- **Exercise requirements**: Show every line from the data below that includes "watermark".

(Data extracted from a collection)
Segment Open
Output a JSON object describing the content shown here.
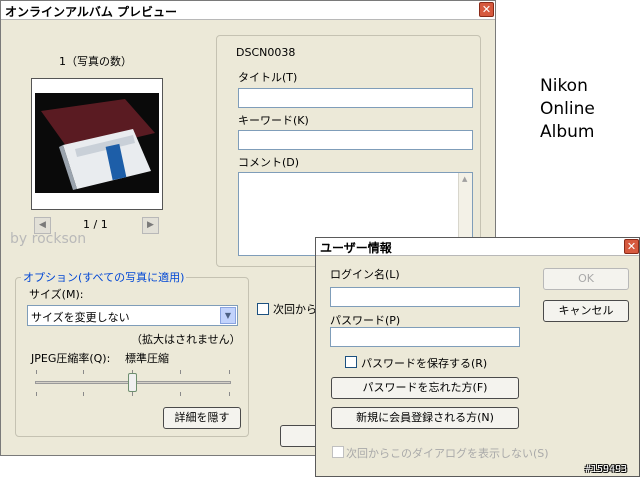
{
  "main_window": {
    "title": "オンラインアルバム プレビュー",
    "close_glyph": "✕",
    "photo_count_label": "1（写真の数）",
    "pager": {
      "prev": "◀",
      "text": "1 / 1",
      "next": "▶"
    },
    "watermark": "by rockson",
    "file_name": "DSCN0038",
    "title_label": "タイトル(T)",
    "keyword_label": "キーワード(K)",
    "comment_label": "コメント(D)",
    "scroll_up": "▲",
    "scroll_down": "▼",
    "options_group_title": "オプション(すべての写真に適用)",
    "size_label": "サイズ(M):",
    "size_select_value": "サイズを変更しない",
    "size_select_arrow": "▼",
    "size_note": "（拡大はされません）",
    "jpeg_label": "JPEG圧縮率(Q):",
    "jpeg_value": "標準圧縮",
    "details_button": "詳細を隠す",
    "next_time_checkbox_label": "次回から"
  },
  "brand": {
    "line1": "Nikon",
    "line2": "Online",
    "line3": "Album"
  },
  "user_dialog": {
    "title": "ユーザー情報",
    "close_glyph": "✕",
    "login_label": "ログイン名(L)",
    "password_label": "パスワード(P)",
    "save_password_label": "パスワードを保存する(R)",
    "forgot_password_button": "パスワードを忘れた方(F)",
    "new_register_button": "新規に会員登録される方(N)",
    "dont_show_label": "次回からこのダイアログを表示しない(S)",
    "ok_button": "OK",
    "cancel_button": "キャンセル"
  },
  "footer_id": "#159493"
}
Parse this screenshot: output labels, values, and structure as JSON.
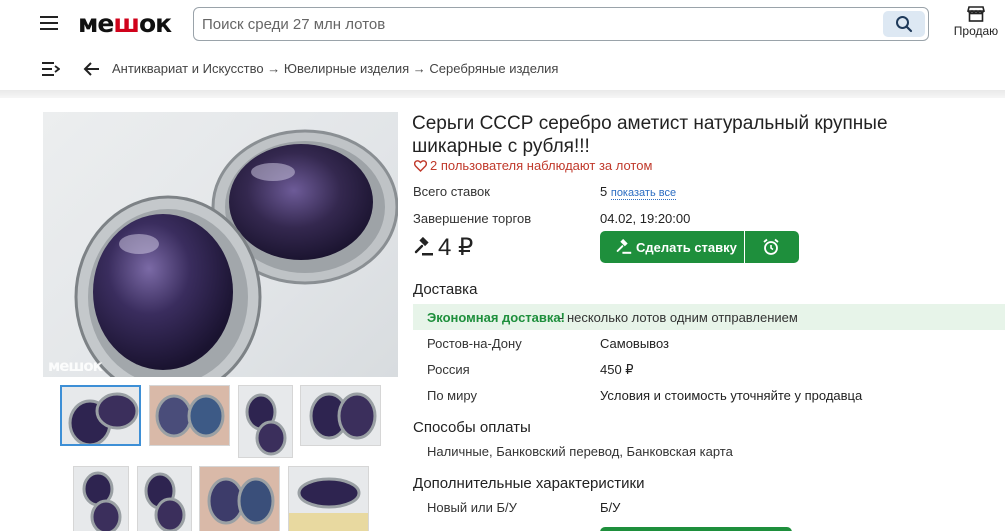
{
  "header": {
    "logo_text_start": "ме",
    "logo_text_mid": "ш",
    "logo_text_end": "ок",
    "search_placeholder": "Поиск среди 27 млн лотов",
    "sell_label": "Продаю"
  },
  "breadcrumb": {
    "path": "Антиквариат и Искусство → Ювелирные изделия → Серебряные изделия"
  },
  "gallery": {
    "watermark": "мешок",
    "thumbnail_count": 8,
    "active_index": 0
  },
  "lot": {
    "title": "Серьги СССР серебро аметист натуральный крупные шикарные с рубля!!!",
    "watchers": "2 пользователя наблюдают за лотом",
    "total_bids_label": "Всего ставок",
    "total_bids_value": "5",
    "show_all_link": "показать все",
    "end_label": "Завершение торгов",
    "end_value": "04.02, 19:20:00",
    "price": "4 ₽",
    "bid_button": "Сделать ставку"
  },
  "delivery": {
    "title": "Доставка",
    "eco_label": "Экономная доставка!",
    "eco_text": "- несколько лотов одним отправлением",
    "rows": [
      {
        "label": "Ростов-на-Дону",
        "value": "Самовывоз"
      },
      {
        "label": "Россия",
        "value": "450 ₽"
      },
      {
        "label": "По миру",
        "value": "Условия и стоимость уточняйте у продавца"
      }
    ]
  },
  "payment": {
    "title": "Способы оплаты",
    "methods": "Наличные, Банковский перевод, Банковская карта"
  },
  "specs": {
    "title": "Дополнительные характеристики",
    "rows": [
      {
        "label": "Новый или Б/У",
        "value": "Б/У"
      }
    ]
  },
  "colors": {
    "accent_green": "#1e8f3c",
    "link_blue": "#2a6cc2",
    "watch_red": "#c0392b",
    "eco_bg": "#e7f4e9",
    "amethyst": "#3b2f5c"
  }
}
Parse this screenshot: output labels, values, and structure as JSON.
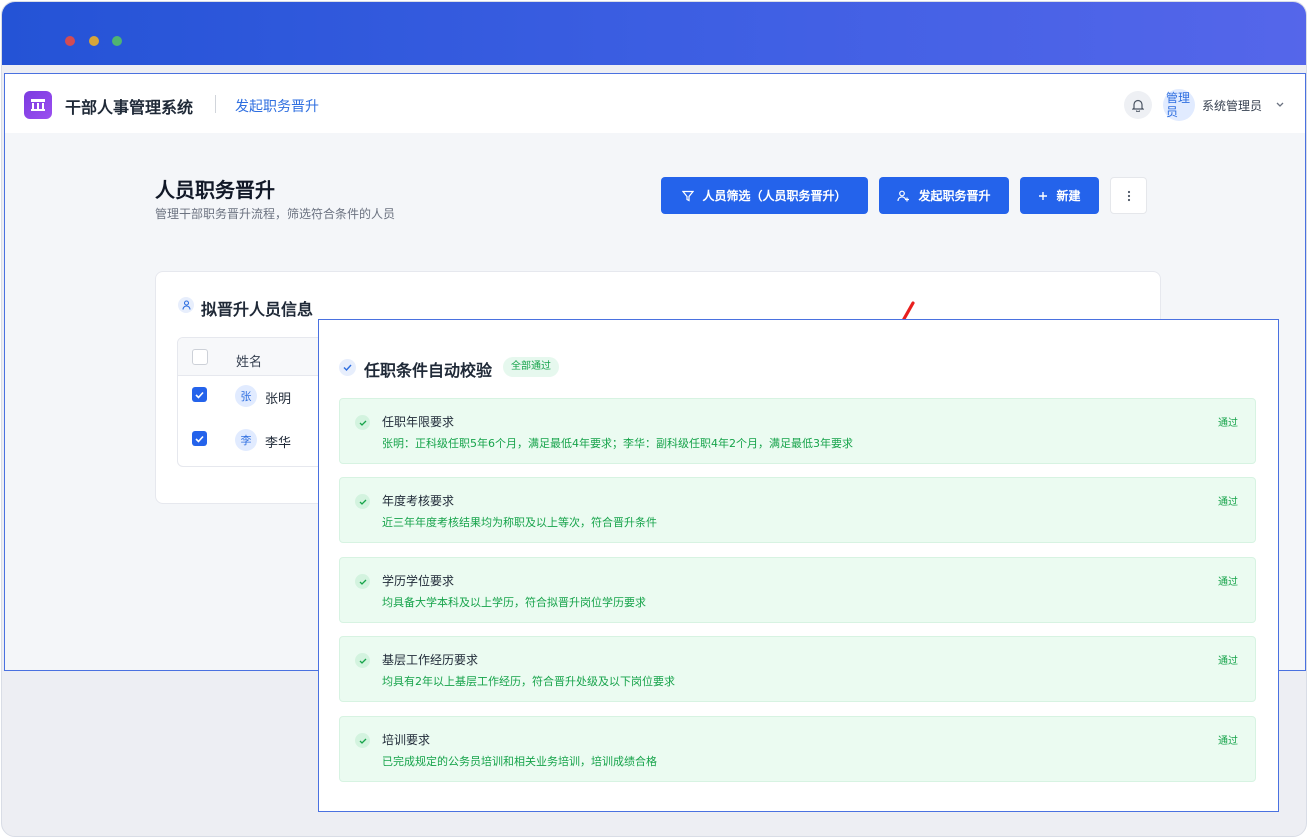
{
  "app": {
    "title": "干部人事管理系统",
    "breadcrumb": "发起职务晋升",
    "user_avatar": "管理员",
    "user_name": "系统管理员"
  },
  "page": {
    "title": "人员职务晋升",
    "subtitle": "管理干部职务晋升流程，筛选符合条件的人员"
  },
  "toolbar": {
    "filter_label": "人员筛选（人员职务晋升）",
    "promote_label": "发起职务晋升",
    "new_label": "新建"
  },
  "card": {
    "title": "拟晋升人员信息",
    "column_name": "姓名",
    "rows": [
      {
        "avatar": "张",
        "name": "张明",
        "checked": true
      },
      {
        "avatar": "李",
        "name": "李华",
        "checked": true
      }
    ]
  },
  "validation": {
    "title": "任职条件自动校验",
    "badge": "全部通过",
    "items": [
      {
        "title": "任职年限要求",
        "detail": "张明：正科级任职5年6个月，满足最低4年要求；李华：副科级任职4年2个月，满足最低3年要求",
        "status": "通过"
      },
      {
        "title": "年度考核要求",
        "detail": "近三年年度考核结果均为称职及以上等次，符合晋升条件",
        "status": "通过"
      },
      {
        "title": "学历学位要求",
        "detail": "均具备大学本科及以上学历，符合拟晋升岗位学历要求",
        "status": "通过"
      },
      {
        "title": "基层工作经历要求",
        "detail": "均具有2年以上基层工作经历，符合晋升处级及以下岗位要求",
        "status": "通过"
      },
      {
        "title": "培训要求",
        "detail": "已完成规定的公务员培训和相关业务培训，培训成绩合格",
        "status": "通过"
      }
    ]
  },
  "colors": {
    "primary": "#2463eb",
    "success": "#16a34a",
    "success_bg": "#ebfbf1",
    "annotation_arrow": "#e8201e"
  },
  "icons": [
    "window-close-dot",
    "building-icon",
    "bell-icon",
    "chevron-down-icon",
    "filter-icon",
    "user-plus-icon",
    "plus-icon",
    "more-vertical-icon",
    "user-icon",
    "checkbox-icon",
    "check-icon",
    "annotation-arrow"
  ]
}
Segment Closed
- **Answer space**:
    "watermark": "by rockson",
    "watermark": "мешок",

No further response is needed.